Taped: Thursday 16 January 1964
The afternoon matinee was sold out to fans whereas the evening audience was made up of more expensively dressed, older Parisians who wanted to see what all the fuss was about. The ancient music hall was not equipped for modern amplification and the fuses blew three times as the theatre could not supply enough power for their amps. Mal rushed on stage to make emergency repairs. There were no screams or shrieks, but the audience clapped in time and appreciated the music. George: "We miss the screams, but the audiences are great. Now roll on America."

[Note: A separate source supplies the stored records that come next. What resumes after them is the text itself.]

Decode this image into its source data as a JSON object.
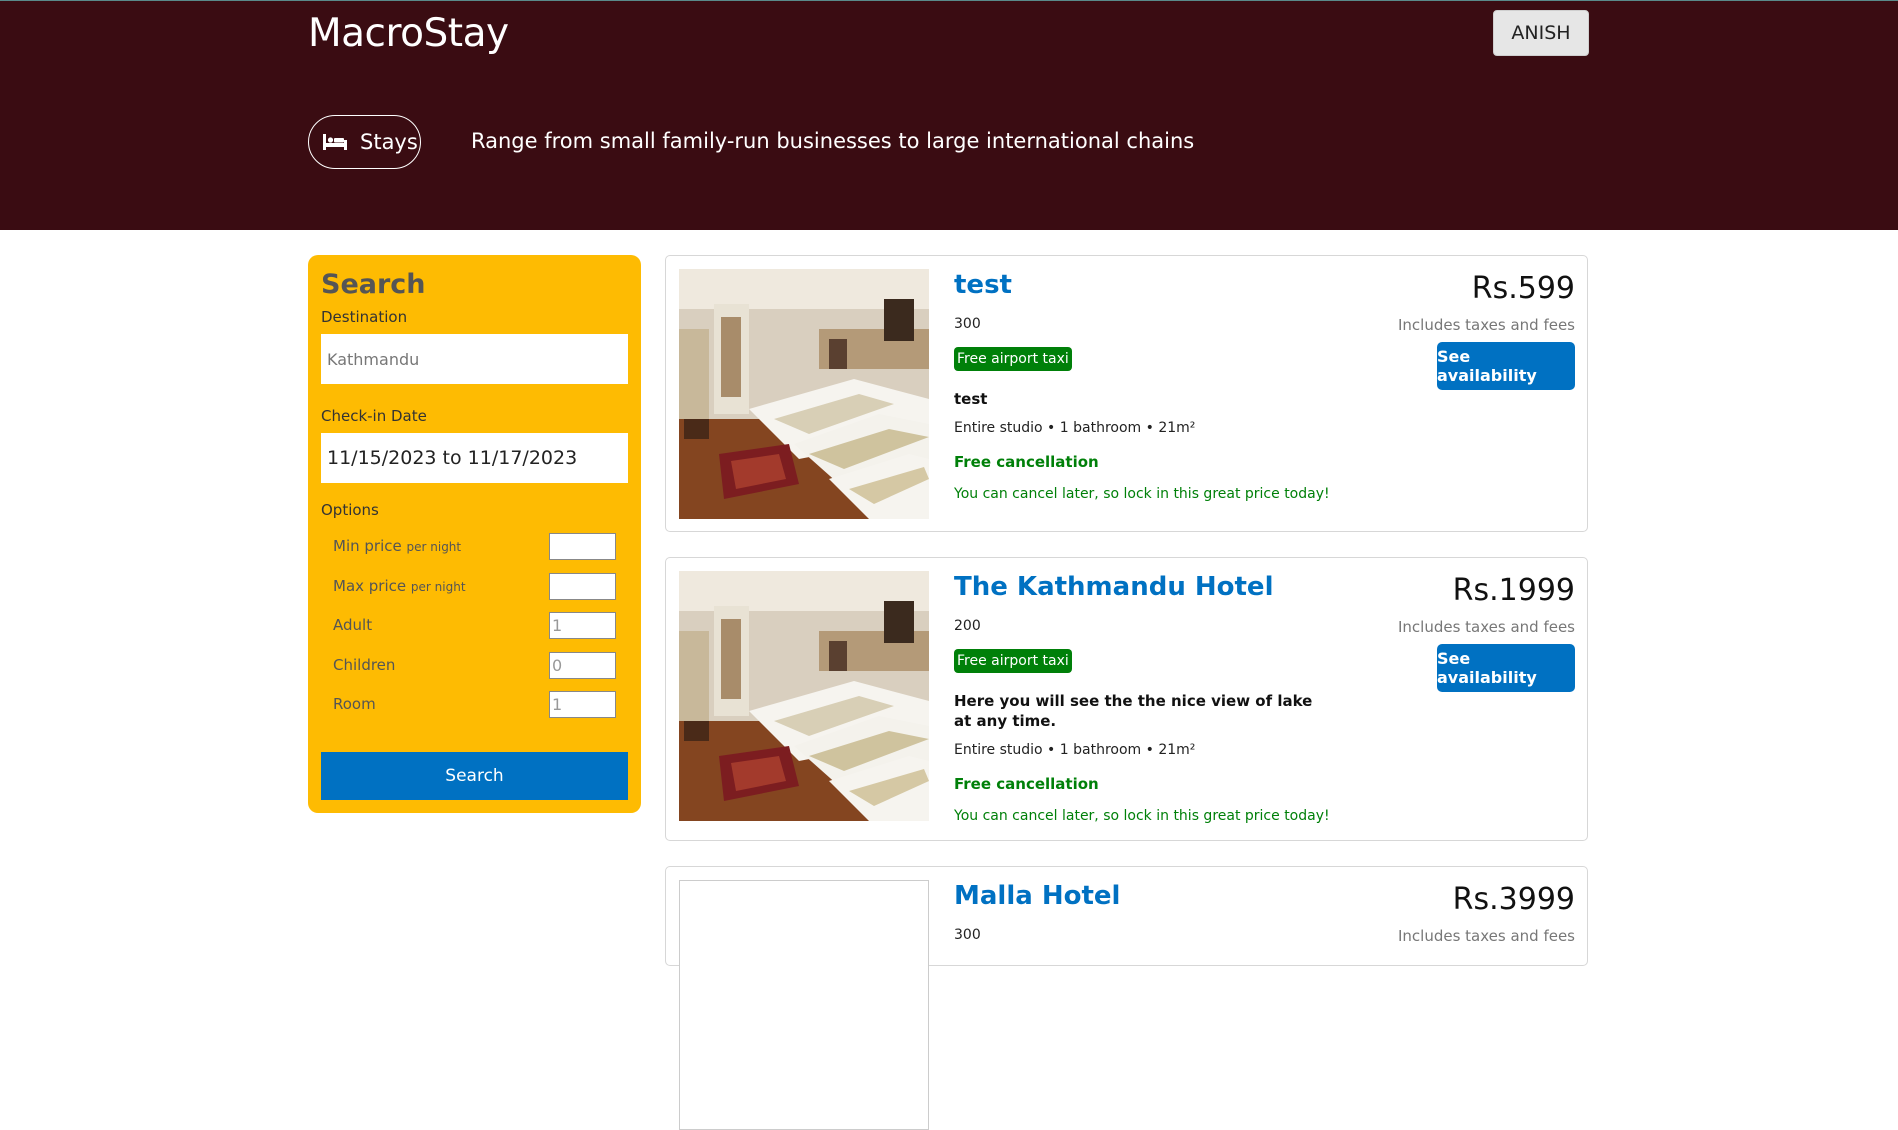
{
  "header": {
    "brand": "MacroStay",
    "user_button": "ANISH",
    "stays_label": "Stays",
    "tagline": "Range from small family-run businesses to large international chains"
  },
  "search": {
    "title": "Search",
    "destination_label": "Destination",
    "destination_placeholder": "Kathmandu",
    "checkin_label": "Check-in Date",
    "checkin_value": "11/15/2023 to 11/17/2023",
    "options_label": "Options",
    "options": [
      {
        "label": "Min price",
        "suffix": "per night",
        "value": ""
      },
      {
        "label": "Max price",
        "suffix": "per night",
        "value": ""
      },
      {
        "label": "Adult",
        "suffix": "",
        "value": "1"
      },
      {
        "label": "Children",
        "suffix": "",
        "value": "0"
      },
      {
        "label": "Room",
        "suffix": "",
        "value": "1"
      }
    ],
    "button": "Search"
  },
  "results": [
    {
      "title": "test",
      "distance": "300",
      "taxi": "Free airport taxi",
      "subtitle": "test",
      "features": "Entire studio • 1 bathroom • 21m²",
      "cancel": "Free cancellation",
      "cancel_sub": "You can cancel later, so lock in this great price today!",
      "price": "Rs.599",
      "taxes": "Includes taxes and fees",
      "button": "See availability"
    },
    {
      "title": "The Kathmandu Hotel",
      "distance": "200",
      "taxi": "Free airport taxi",
      "subtitle": "Here you will see the the nice view of lake at any time.",
      "features": "Entire studio • 1 bathroom • 21m²",
      "cancel": "Free cancellation",
      "cancel_sub": "You can cancel later, so lock in this great price today!",
      "price": "Rs.1999",
      "taxes": "Includes taxes and fees",
      "button": "See availability"
    },
    {
      "title": "Malla Hotel",
      "distance": "300",
      "price": "Rs.3999",
      "taxes": "Includes taxes and fees"
    }
  ]
}
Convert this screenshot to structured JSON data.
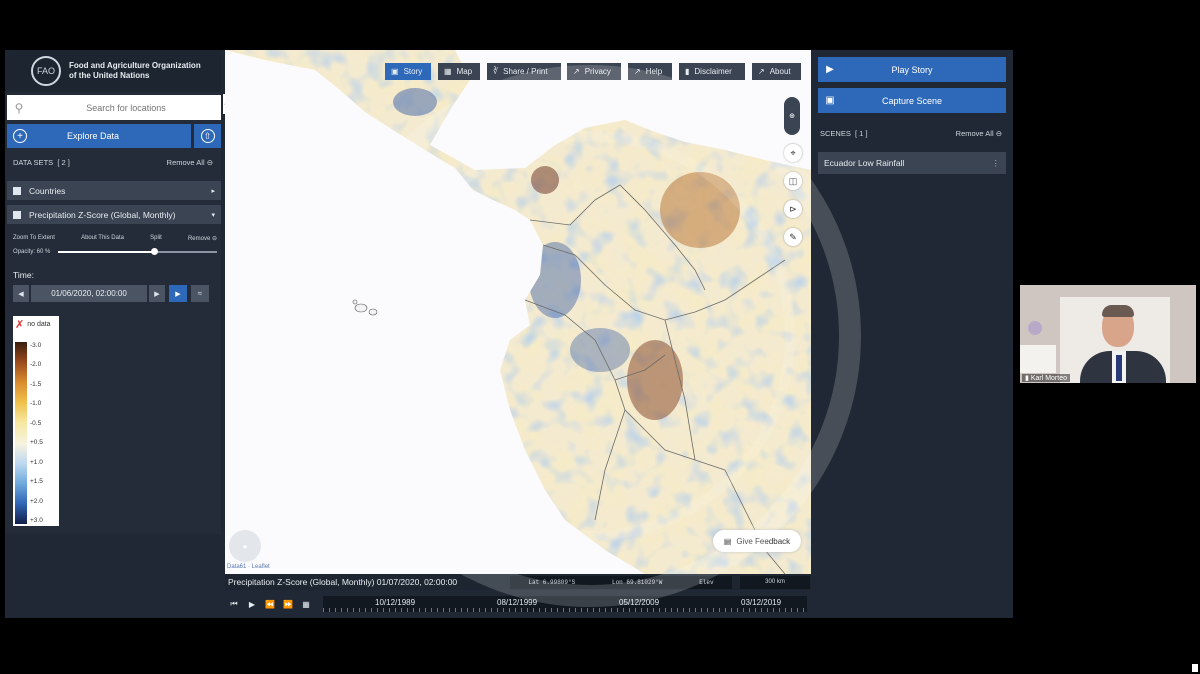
{
  "header": {
    "org_line1": "Food and Agriculture Organization",
    "org_line2": "of the United Nations",
    "logo_text": "FAO"
  },
  "search": {
    "placeholder": "Search for locations"
  },
  "explore_label": "Explore Data",
  "datasets": {
    "title": "DATA SETS",
    "count": "[ 2 ]",
    "remove_all": "Remove All"
  },
  "layers": [
    {
      "label": "Countries"
    },
    {
      "label": "Precipitation Z-Score (Global, Monthly)"
    }
  ],
  "layer_controls": {
    "zoom": "Zoom To Extent",
    "about": "About This Data",
    "split": "Split",
    "remove": "Remove",
    "opacity": "Opacity: 60 %",
    "opacity_value": 0.6
  },
  "time": {
    "label": "Time:",
    "value": "01/06/2020, 02:00:00"
  },
  "legend": {
    "no_data": "no data",
    "labels": [
      "-3.0",
      "-2.0",
      "-1.5",
      "-1.0",
      "-0.5",
      "+0.5",
      "+1.0",
      "+1.5",
      "+2.0",
      "+3.0"
    ],
    "colors": [
      "#3a1f0e",
      "#9a4a1b",
      "#d98b2e",
      "#f0c04a",
      "#f7e7a0",
      "#f6f3e0",
      "#bcd8f0",
      "#6ea8dc",
      "#2f64b4",
      "#141f4a"
    ]
  },
  "toolbar": [
    {
      "label": "Story",
      "icon": "story-icon",
      "active": true
    },
    {
      "label": "Map",
      "icon": "map-icon",
      "active": false
    },
    {
      "label": "Share / Print",
      "icon": "share-icon",
      "active": false
    },
    {
      "label": "Privacy",
      "icon": "external-link-icon",
      "active": false
    },
    {
      "label": "Help",
      "icon": "external-link-icon",
      "active": false
    },
    {
      "label": "Disclaimer",
      "icon": "disclaimer-icon",
      "active": false
    },
    {
      "label": "About",
      "icon": "external-link-icon",
      "active": false
    }
  ],
  "map": {
    "feedback": "Give Feedback",
    "attribution": "Data61 · Leaflet",
    "info_title": "Precipitation Z-Score (Global, Monthly) 01/07/2020, 02:00:00",
    "lat": "Lat 6.99809°S",
    "lon": "Lon 69.81029°W",
    "elev": "Elev",
    "scale": "300 km"
  },
  "timeline": {
    "dates": [
      "10/12/1989",
      "08/12/1999",
      "05/12/2009",
      "03/12/2019"
    ]
  },
  "right": {
    "play_story": "Play Story",
    "capture_scene": "Capture Scene",
    "scenes_title": "SCENES",
    "scenes_count": "[ 1 ]",
    "remove_all": "Remove All",
    "scenes": [
      {
        "label": "Ecuador Low Rainfall"
      }
    ]
  },
  "video": {
    "name": "Karl Morteo"
  },
  "colors": {
    "accent": "#2e68b8",
    "panel": "#1f2834",
    "panel_item": "#3a4452"
  }
}
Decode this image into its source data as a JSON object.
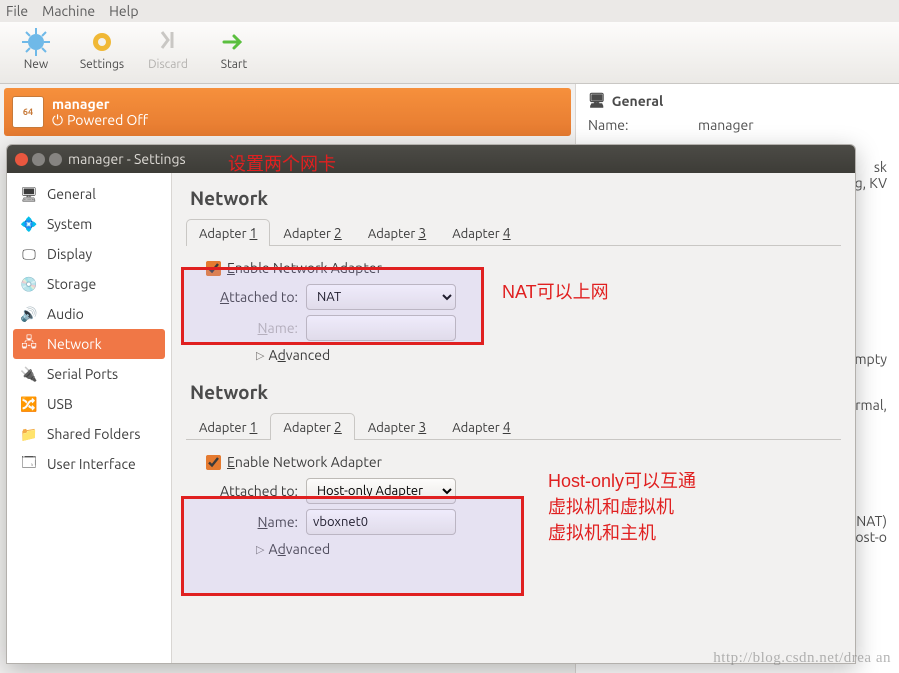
{
  "menubar": {
    "file": "File",
    "machine": "Machine",
    "help": "Help"
  },
  "toolbar": {
    "new": "New",
    "settings": "Settings",
    "discard": "Discard",
    "start": "Start"
  },
  "vm": {
    "name": "manager",
    "state": "Powered Off",
    "os_badge": "64"
  },
  "detail": {
    "general_title": "General",
    "name_lbl": "Name:",
    "name_val": "manager",
    "storage_tail": "sk\nging, KV",
    "empty": "Empty",
    "normal": "Normal,",
    "nat": ") (NAT)",
    "hostonly": ") (Host-o"
  },
  "dlg": {
    "title": "manager - Settings",
    "cats": [
      "General",
      "System",
      "Display",
      "Storage",
      "Audio",
      "Network",
      "Serial Ports",
      "USB",
      "Shared Folders",
      "User Interface"
    ],
    "panel_title": "Network",
    "tabs": [
      "Adapter 1",
      "Adapter 2",
      "Adapter 3",
      "Adapter 4"
    ],
    "enable": "Enable Network Adapter",
    "attached": "Attached to:",
    "name": "Name:",
    "advanced": "Advanced",
    "p1": {
      "active_tab": 0,
      "attached_val": "NAT",
      "name_val": ""
    },
    "p2": {
      "active_tab": 1,
      "attached_val": "Host-only Adapter",
      "name_val": "vboxnet0"
    }
  },
  "anno": {
    "a1": "设置两个网卡",
    "a2": "NAT可以上网",
    "a3": "Host-only可以互通\n虚拟机和虚拟机\n虚拟机和主机"
  },
  "watermark": "http://blog.csdn.net/drea  an",
  "colors": {
    "accent": "#f07746",
    "red": "#e02020"
  }
}
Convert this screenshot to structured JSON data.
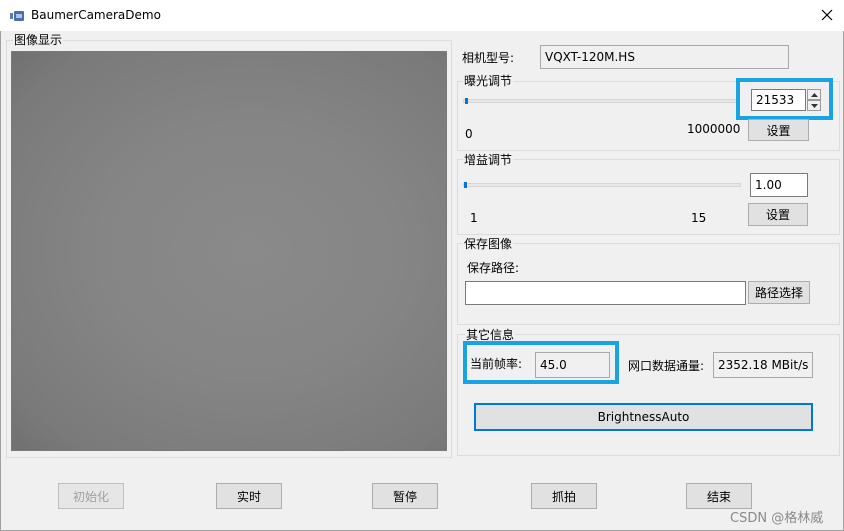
{
  "window": {
    "title": "BaumerCameraDemo"
  },
  "image_group": {
    "label": "图像显示"
  },
  "camera": {
    "model_label": "相机型号:",
    "model_value": "VQXT-120M.HS"
  },
  "exposure": {
    "group_label": "曝光调节",
    "value": "21533",
    "min_label": "0",
    "max_label": "1000000",
    "slider_fraction": 0.021533,
    "set_button": "设置"
  },
  "gain": {
    "group_label": "增益调节",
    "value": "1.00",
    "min_label": "1",
    "max_label": "15",
    "set_button": "设置"
  },
  "save": {
    "group_label": "保存图像",
    "path_label": "保存路径:",
    "path_value": "",
    "choose_button": "路径选择"
  },
  "info": {
    "group_label": "其它信息",
    "fps_label": "当前帧率:",
    "fps_value": "45.0",
    "throughput_label": "网口数据通量:",
    "throughput_value": "2352.18 MBit/s",
    "brightness_button": "BrightnessAuto"
  },
  "bottom_buttons": {
    "init": "初始化",
    "live": "实时",
    "pause": "暂停",
    "capture": "抓拍",
    "end": "结束"
  },
  "watermark": "CSDN @格林威",
  "colors": {
    "highlight": "#19a3e0",
    "accent": "#0078d7"
  }
}
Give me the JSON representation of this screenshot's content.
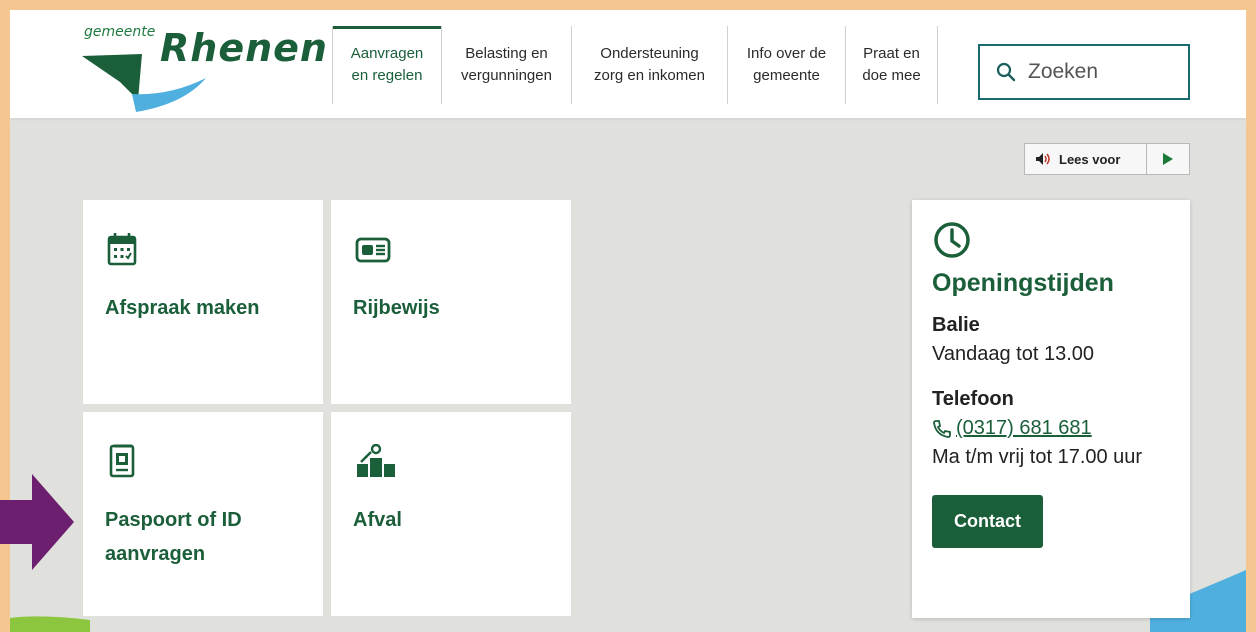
{
  "logo": {
    "small": "gemeente",
    "big": "Rhenen"
  },
  "nav": {
    "items": [
      {
        "line1": "Aanvragen",
        "line2": "en regelen"
      },
      {
        "line1": "Belasting en",
        "line2": "vergunningen"
      },
      {
        "line1": "Ondersteuning",
        "line2": "zorg en inkomen"
      },
      {
        "line1": "Info over de",
        "line2": "gemeente"
      },
      {
        "line1": "Praat en",
        "line2": "doe mee"
      }
    ]
  },
  "search": {
    "placeholder": "Zoeken"
  },
  "readspeaker": {
    "label": "Lees voor"
  },
  "tiles": [
    {
      "label": "Afspraak maken",
      "icon": "calendar-icon"
    },
    {
      "label": "Rijbewijs",
      "icon": "id-card-icon"
    },
    {
      "label": "Paspoort of ID aanvragen",
      "icon": "passport-icon"
    },
    {
      "label": "Afval",
      "icon": "waste-icon"
    }
  ],
  "openingstijden": {
    "title": "Openingstijden",
    "balie_heading": "Balie",
    "balie_text": "Vandaag tot 13.00",
    "telefoon_heading": "Telefoon",
    "telefoon_number": "(0317) 681 681",
    "telefoon_text": "Ma t/m vrij tot 17.00 uur",
    "contact_label": "Contact"
  },
  "colors": {
    "brand_green": "#1b5e3a",
    "frame_orange": "#f5c68f",
    "arrow_purple": "#6b1f6e",
    "background_grey": "#e0e0dc"
  }
}
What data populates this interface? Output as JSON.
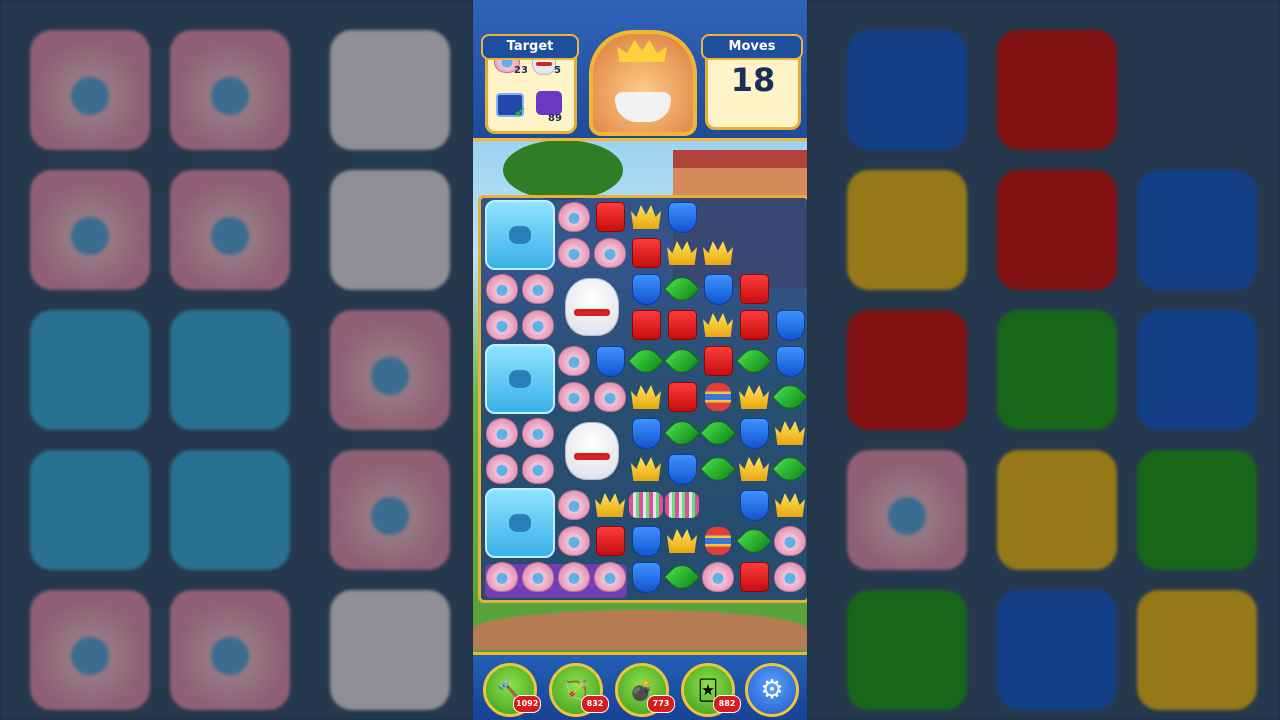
{
  "header": {
    "target_label": "Target",
    "moves_label": "Moves",
    "moves_value": "18",
    "targets": [
      {
        "icon": "shell-icon",
        "count": "23"
      },
      {
        "icon": "bear-icon",
        "count": "5"
      },
      {
        "icon": "tv-icon",
        "count": "",
        "done": true
      },
      {
        "icon": "purple-tile-icon",
        "count": "89"
      }
    ]
  },
  "boosters": [
    {
      "icon": "hammer-icon",
      "count": "1092"
    },
    {
      "icon": "arrow-icon",
      "count": "832"
    },
    {
      "icon": "cannon-icon",
      "count": "773"
    },
    {
      "icon": "jester-hat-icon",
      "count": "882"
    }
  ],
  "settings_icon": "gear-icon",
  "colors": {
    "frame_gold": "#f1b632",
    "header_blue": "#1e4b99",
    "board_blue": "#1c3c78"
  }
}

The audience was well behaved, but backstage a riot was going on. Cameramen were everywhere and an argument erupted when a French photographer was not allowed in to take exclusive pictures. A fight broke out which spilled onto the stage. George had to move quickly to prevent his guitar from being damaged by the brawling mob and Paul stopped singing to call for order. Gendarmes arrived and added to the chaos. No one was allowed backstage for the remaining dates.
The Olympia was in many ways a dry run for Carnegie Hall, Epstein's policy being to book his group into the most prestigious venues possible. The Olympia was the best music hall in France, where the first night guaranteed an audience in full evening dress, minks and diamonds. It was a beautiful, classic theatre with sumptuous furnishings. However, the dressing room was tiny and the Olympia was unused to Beatlemania: people with tickets had been prohibited from entering the theatre, whereas others found someone already in their seats. It was chaos. The theatre was ringed with armed police and beyond them a cordon of fans chanting "Beat-les, Beat-les, Beat-les!" As the group left the stage a few more punches were exchanged. Predictably, French chauvinism showed in the press reports the next day, though France Soir suggested that French pop idols must be jealous because never before had the French clapped along so loudly with the beat.